Chemotherapy treatment for cancer is a nasty process. Doctors must try to give patients just enough of the toxic drugs to kill off cancer cells without doing too much harm to the rest of the body's healthy tissues, a balancing act that, even if successful, can nevertheless cause horrible side effects.

But what if you could program the harsh medicine to go only to the cancerous cells, sparing the rest of the body? Researchers have been aiming for this goal for more than 100 years and have achieved some success in targeted treatment by using monoclonal antibodies in immunotherapy. Getting chemotherapy to cancer cells, however, has proved difficult. A new nanotechnology might just finally bring it into reach.

Scientists have spent the past few decades tinkering with nanopaticles, and recently they have been able to cover them with cancer-seeking proteins and load them with a tumor-busting drug. But these tiny particles, hundreds of which could fit across the width of a human hair, have so far failed to perform in humans.

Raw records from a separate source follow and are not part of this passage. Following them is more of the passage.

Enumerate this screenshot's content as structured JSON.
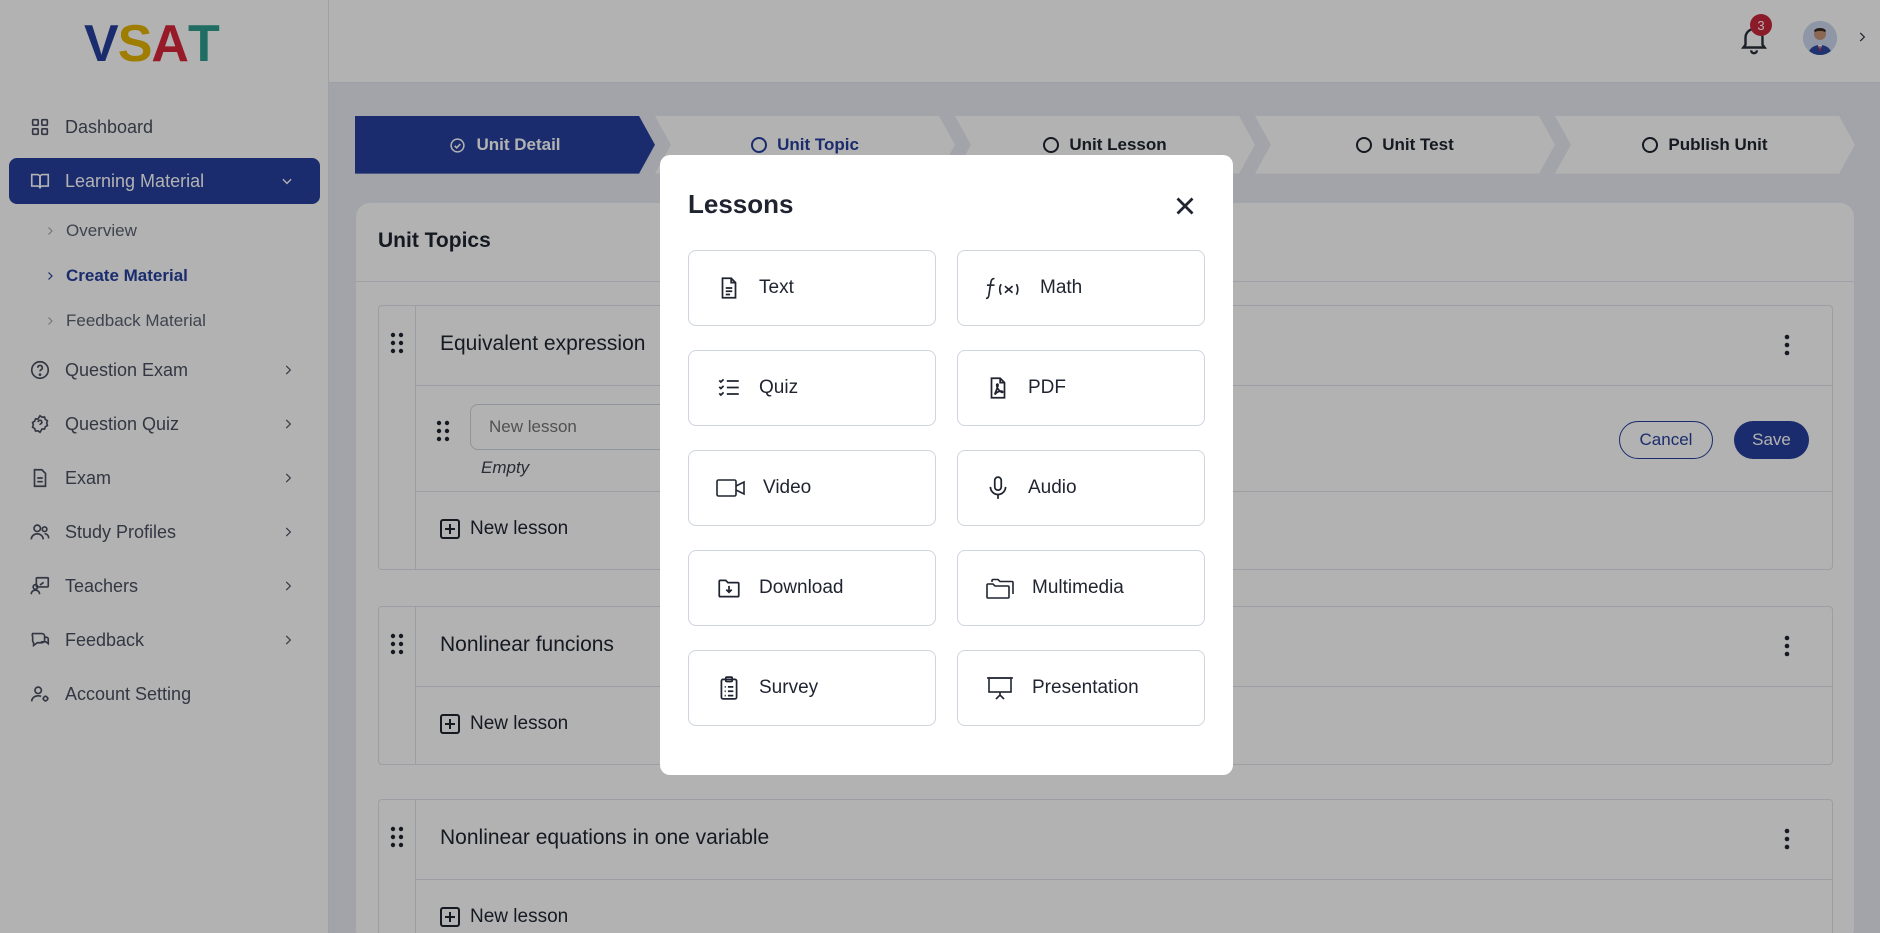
{
  "logo": {
    "letters": [
      "V",
      "S",
      "A",
      "T"
    ],
    "colors": [
      "#263f9c",
      "#e3b300",
      "#d9263c",
      "#2f9e8f"
    ]
  },
  "sidebar": {
    "items": [
      {
        "label": "Dashboard",
        "icon": "grid-icon"
      },
      {
        "label": "Learning Material",
        "icon": "book-icon",
        "active": true
      },
      {
        "label": "Question Exam",
        "icon": "question-circle-icon"
      },
      {
        "label": "Question Quiz",
        "icon": "question-badge-icon"
      },
      {
        "label": "Exam",
        "icon": "document-icon"
      },
      {
        "label": "Study Profiles",
        "icon": "users-icon"
      },
      {
        "label": "Teachers",
        "icon": "teacher-icon"
      },
      {
        "label": "Feedback",
        "icon": "chat-icon"
      },
      {
        "label": "Account Setting",
        "icon": "user-gear-icon"
      }
    ],
    "subitems": [
      {
        "label": "Overview"
      },
      {
        "label": "Create Material",
        "current": true
      },
      {
        "label": "Feedback Material"
      }
    ]
  },
  "header": {
    "notification_count": "3"
  },
  "stepper": {
    "steps": [
      {
        "label": "Unit Detail",
        "state": "done"
      },
      {
        "label": "Unit Topic",
        "state": "current"
      },
      {
        "label": "Unit Lesson",
        "state": "pending"
      },
      {
        "label": "Unit Test",
        "state": "pending"
      },
      {
        "label": "Publish Unit",
        "state": "pending"
      }
    ]
  },
  "card": {
    "title": "Unit Topics",
    "topics": [
      {
        "title": "Equivalent expression",
        "lesson_placeholder": "New lesson",
        "empty_label": "Empty",
        "cancel_label": "Cancel",
        "save_label": "Save",
        "new_lesson_label": "New lesson"
      },
      {
        "title": "Nonlinear funcions",
        "new_lesson_label": "New lesson"
      },
      {
        "title": "Nonlinear equations in one variable",
        "new_lesson_label": "New lesson"
      }
    ]
  },
  "modal": {
    "title": "Lessons",
    "options": [
      {
        "label": "Text",
        "icon": "text-file-icon"
      },
      {
        "label": "Math",
        "icon": "function-icon"
      },
      {
        "label": "Quiz",
        "icon": "checklist-icon"
      },
      {
        "label": "PDF",
        "icon": "pdf-file-icon"
      },
      {
        "label": "Video",
        "icon": "video-camera-icon"
      },
      {
        "label": "Audio",
        "icon": "microphone-icon"
      },
      {
        "label": "Download",
        "icon": "download-folder-icon"
      },
      {
        "label": "Multimedia",
        "icon": "folders-icon"
      },
      {
        "label": "Survey",
        "icon": "clipboard-icon"
      },
      {
        "label": "Presentation",
        "icon": "presentation-board-icon"
      }
    ]
  },
  "colors": {
    "accent": "#263f9c",
    "badge": "#c8283c"
  }
}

A new tumor-targeting, nanoparticle-based compound called BIND-014 is now in clinical trials in people, after showing promise in both mice and monkeys. Although this first trial is small, with only 17 patients, and still ongoing, researchers are reporting some positive results, and no obvious major safety setbacks, according to a paper published online April 4 in Science Translational Medicine.

The researchers could move quickly from animals to human studies because they relied on components that have already been used in humans. Specifically, they loaded the nanoparticles with the chemo drug docetaxel, which used to treat solid tumors in many parts of the body, including breast, head, lung, neck, prostate and stomach. They then outfitted the particles with a well-known tumor-specific antigen that targets newly forming blood vessels that develop to feed tumors and that's also present in prostate cancer cells.

But the researchers did not just slap a few proteins on a nanoparticle and send it into tests. They screened more than 100 different nanoparticles with various sizes, surfaces and drug-release capabilities. "Previous attempts to develop targeted nanoparticles have not successfully translated into human clinical studies because of the inherent difficulties of designing and scaling up a particle capable of targeting, long-circulating via immune-response evasion and controlled drug release," study co-author Robert Langer of the Massachusetts Institute of Technology said in a prepared statement.

In the current, phase 1 safety trial, patients with advanced or metastatic cancer received an injection of the nano-drug once every three weeks. The drug seemed to remain in the body for at least two days, giving it time to do its damage on the tumor cells. And damage it has seemed to do. Although final results from the trial will be forthcoming, tumor growth has slowed in many patients, and in some, tumors have been shrinking—or even going away. In one 51-year-old man with bile-duct cancer, the researchers found that several metastases had shrunk to near vanishing after just two doses of relatively low concentrations of the nano-drug. And the tonsil tumor of a 63-year-old patient shrank by about 25 percent after two doses as well. The researchers were all the more surprised at these early findings because in traditional forms, docetaxel has not proved to be terribly effective against many types of tumors in the study.

"The emerging BIND-014 clinical data showing signals of efficacy even at relatively low doses validates the potential for the revolutionary impact of nanomedicines and is a paradigm shift for the treatment of cancer," Philip Kantoff, of the Dana-Farber Cancer Institute and co-author of the new study, said in a prepared statement.

Because the particle homes in on cancer cells specifically, the drug is delivered to the tumor site in much higher—and thus more effective—concentrations than it is via standard plasma-based injections. The particles themselves also seem to have a good size and shape to evade the immune system, and they also shows low accumulation in the liver, suggesting they are relatively safe.

Still, considering the larger debate about the safety of nanoparticles, this nanomedicine will require further testing in this and future, larger trials. But, as the researchers noted in their paper, this compound has shown progress toward the century-old goal of creating a cancer treatment that "can increase efficacy and decrease toxicity." In other words, they hope we are finally nearing a time when we will be able to kill off the cancer—and the treatment's side effects.